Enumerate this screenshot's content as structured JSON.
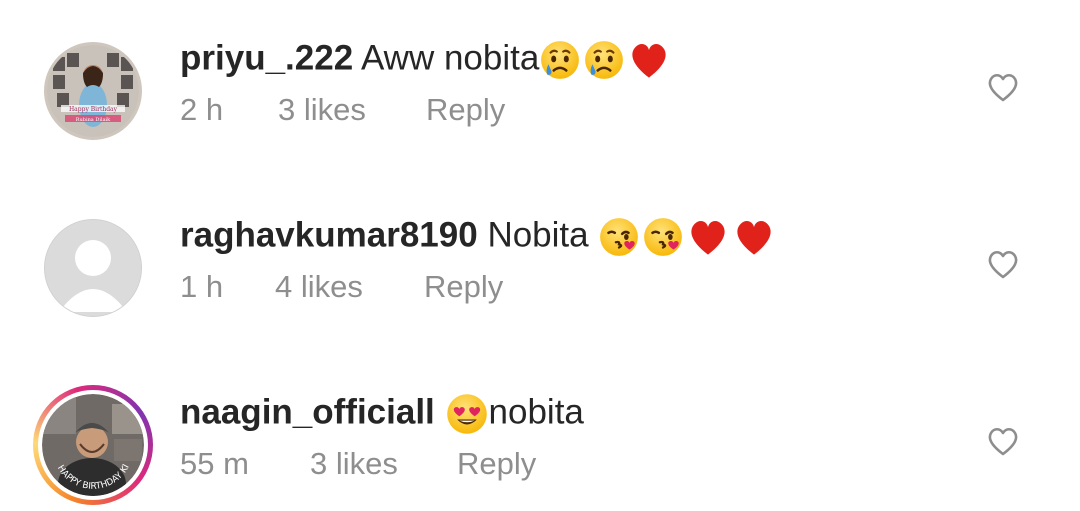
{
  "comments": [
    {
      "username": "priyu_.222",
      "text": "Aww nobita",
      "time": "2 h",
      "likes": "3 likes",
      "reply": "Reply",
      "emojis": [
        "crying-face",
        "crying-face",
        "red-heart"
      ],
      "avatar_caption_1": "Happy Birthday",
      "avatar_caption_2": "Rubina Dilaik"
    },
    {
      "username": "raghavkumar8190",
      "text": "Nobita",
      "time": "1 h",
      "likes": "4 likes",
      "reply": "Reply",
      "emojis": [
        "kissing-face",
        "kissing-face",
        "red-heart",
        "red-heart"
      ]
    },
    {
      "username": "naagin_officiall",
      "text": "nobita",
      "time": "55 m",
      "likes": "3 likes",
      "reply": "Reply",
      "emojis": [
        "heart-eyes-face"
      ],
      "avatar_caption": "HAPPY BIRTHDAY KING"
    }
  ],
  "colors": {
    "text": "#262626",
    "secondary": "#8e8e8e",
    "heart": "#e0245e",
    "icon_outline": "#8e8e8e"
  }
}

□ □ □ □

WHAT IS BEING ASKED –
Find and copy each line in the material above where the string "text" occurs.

WRITTEN ANSWER –
      "text": "Aww nobita",
      "text": "Nobita",
      "text": "nobita",
    "text": "#262626",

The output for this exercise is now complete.